A Manual for the Sword and Buckler Fencer 2nd Edition by Andrew N. Kenner
I33 Fencing in the Style of the Walpurgis Manuscript is an interpretation of the the Royal Armories MS.I33. Kenner uses the text to introduce the reader to fighting with the sword and buckler and into the world of western martial arts. Though it is intended for beginners, the limitations of the overall presentation reduce the usefulness to that audience.
Reorganizing topics from the I33
Kenner eschews the organization of the MS.I33 and presents concepts and topics as he sees fit. He admits in the text that these choices are due to his personal tastes.
While not in the form of the source material, the layout chosen is semi-logical. The text proceeds through basic concepts, actions starting from stances where the sword is held above the shoulder, actions from stances where the sword is held below the shoulder, and then grappling and wrestling. The biggest drawback to this format is that it makes it difficult to refer back to the original I33 .
The pictures in the book are all relevant to the topics. The quality of the pictures is adequate to show what is happening, but not sharp enough to see some of the finer details. The stone wall in the background sometimes makes it difficult to see the orientation of the swords.
The texts only has a few pictures to show most techniques. While the language used in the descriptions is specific, the reader has to refer back to pictures in previous sections to understand the descriptions.
Drills Interpreted from the I33
Each section ends with a list of suggested drills. These are all directly related to the topics covered in the section and generally build from one drill to the next. Instructors may find these of use when developing their own curriculum.
The biggest limitation of these drills is that they frequently require at least two people. These drills are of limited use to anyone studying alone.
Kenner does very well in balancing techniques drawn directly from the MS.I33 with information from other contemporary or later sources and his own observations. In HEMA, there is tension between adhering strictly to the source material and presenting conclusions drawn from experience.
Kenner balances this tension well, focusing on both I33 techniques and his own interpretations. He clearly identifies the source of the techniques he presents and acknowledges when he expands upon the core material.
Kenner adequartely describes safety equipment in an appendix at the end of the book. While I would prefer this section to be included at the beginning of the main text, it is clearly referenced in the beginning.
Kenner describes the necessary safety equipment in enough detail to allow someone to assemble a personal kit. The book omits mention of any protection advised for the knees and shins. This is presumably due to the style presented by Kenner not targeting the legs. He positions the lower body out of effective range. This omission does not take into account that students learning this style will likely fail to execute all aspects of the style consistently as they learn. This may leave their legs in range, so protection for the lower legs should be included.

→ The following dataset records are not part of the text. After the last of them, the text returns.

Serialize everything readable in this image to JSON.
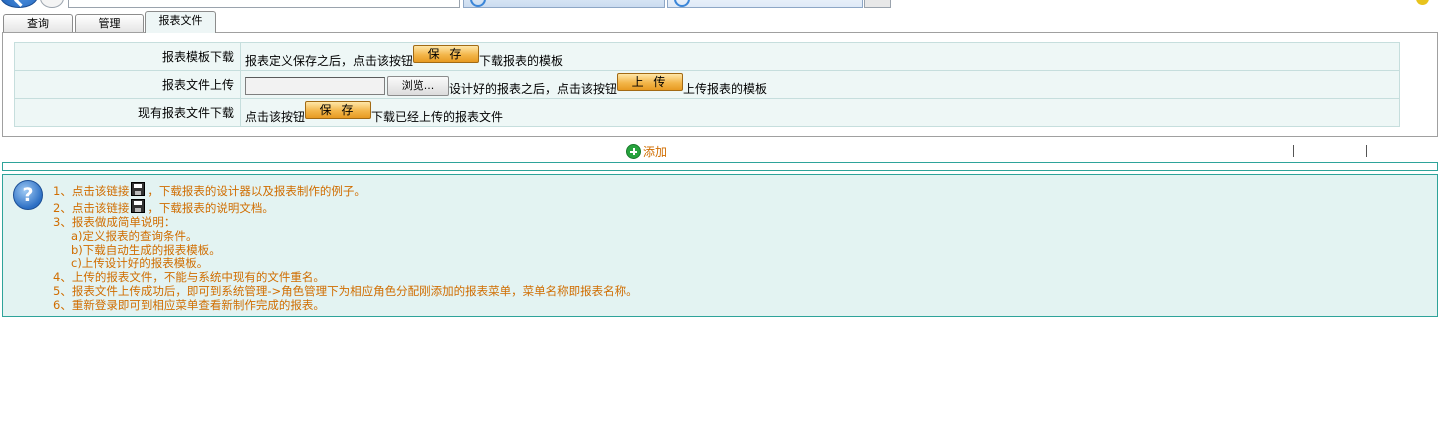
{
  "tabs": {
    "query": "查询",
    "manage": "管理",
    "report_file": "报表文件"
  },
  "form": {
    "row1": {
      "label": "报表模板下载",
      "text_before": "报表定义保存之后，点击该按钮",
      "button": "保 存",
      "text_after": "下载报表的模板"
    },
    "row2": {
      "label": "报表文件上传",
      "browse": "浏览...",
      "text_before": "设计好的报表之后，点击该按钮",
      "button": "上 传",
      "text_after": "上传报表的模板"
    },
    "row3": {
      "label": "现有报表文件下载",
      "text_before": "点击该按钮",
      "button": "保 存",
      "text_after": "下载已经上传的报表文件"
    }
  },
  "add_label": "添加",
  "help": {
    "line1_before": "1、点击该链接",
    "line1_after": "，下载报表的设计器以及报表制作的例子。",
    "line2_before": "2、点击该链接",
    "line2_after": "，下载报表的说明文档。",
    "line3": "3、报表做成简单说明：",
    "line3a": "a)定义报表的查询条件。",
    "line3b": "b)下载自动生成的报表模板。",
    "line3c": "c)上传设计好的报表模板。",
    "line4": "4、上传的报表文件，不能与系统中现有的文件重名。",
    "line5": "5、报表文件上传成功后，即可到系统管理->角色管理下为相应角色分配刚添加的报表菜单，菜单名称即报表名称。",
    "line6": "6、重新登录即可到相应菜单查看新制作完成的报表。"
  },
  "colors": {
    "accent_orange": "#d06d00",
    "help_border": "#2ea39a",
    "help_bg": "#e3f3f2",
    "form_bg": "#eef7f6"
  }
}
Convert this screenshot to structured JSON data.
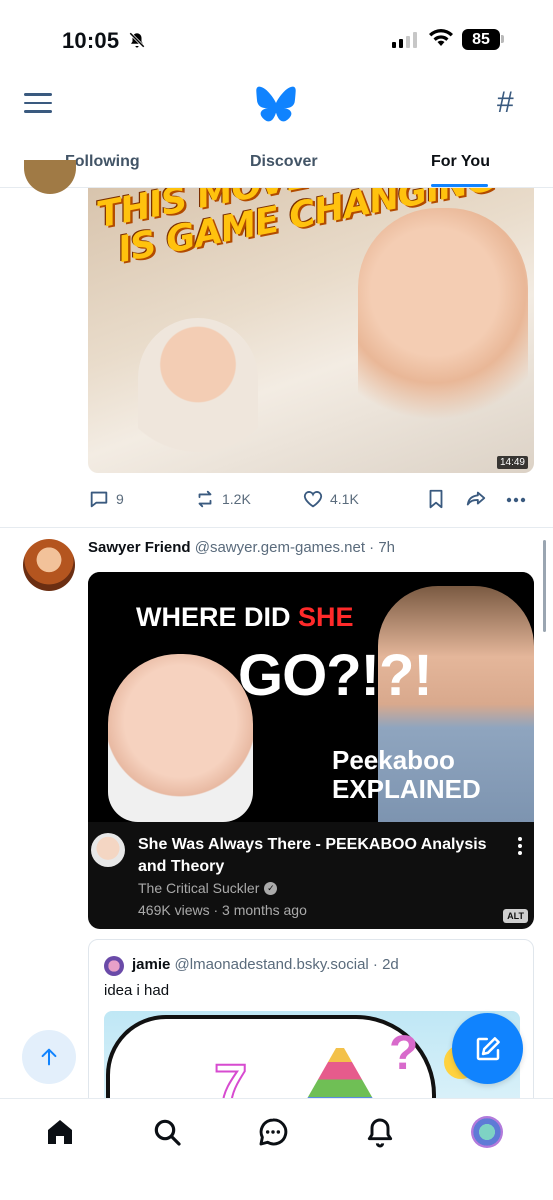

At the time of writing this review, the edition of this book is five years old. While the general recommendations for safety equipment are still valid, Saftey equpitment continues to evolve in the HEMA community. This text doesn’t reflect the most current trends and new developments in equipment since it’s publishing.
Left Handed Inclusion
Kenner’s includes a section on left handed fencers. By and large, the western martial arts community deals with left handed practitioners with little more instruction than to do the mirror image of what the right handed practitioners are doing.
While this is not inaccurate, I have encountered very little scholarship dealing with how to adapt techniques for when a left handed sword fighter encounters a right handed sword fighter. While Kenner does not go deeply into this issue, it is refreshing, as a left handed person, to see the issue at least considered.
Conclusions about the I33 Fencing in the Style of the Walpurgis Manuscript
I33 Fencing is a solid resource for anyone looking to learn to use the sword and buckler. Perhaps its best use is by experienced students and instructors looking for an alternate view on how to develop a lesson plan. Kenner also provides context for beginners just getting into western martial arts.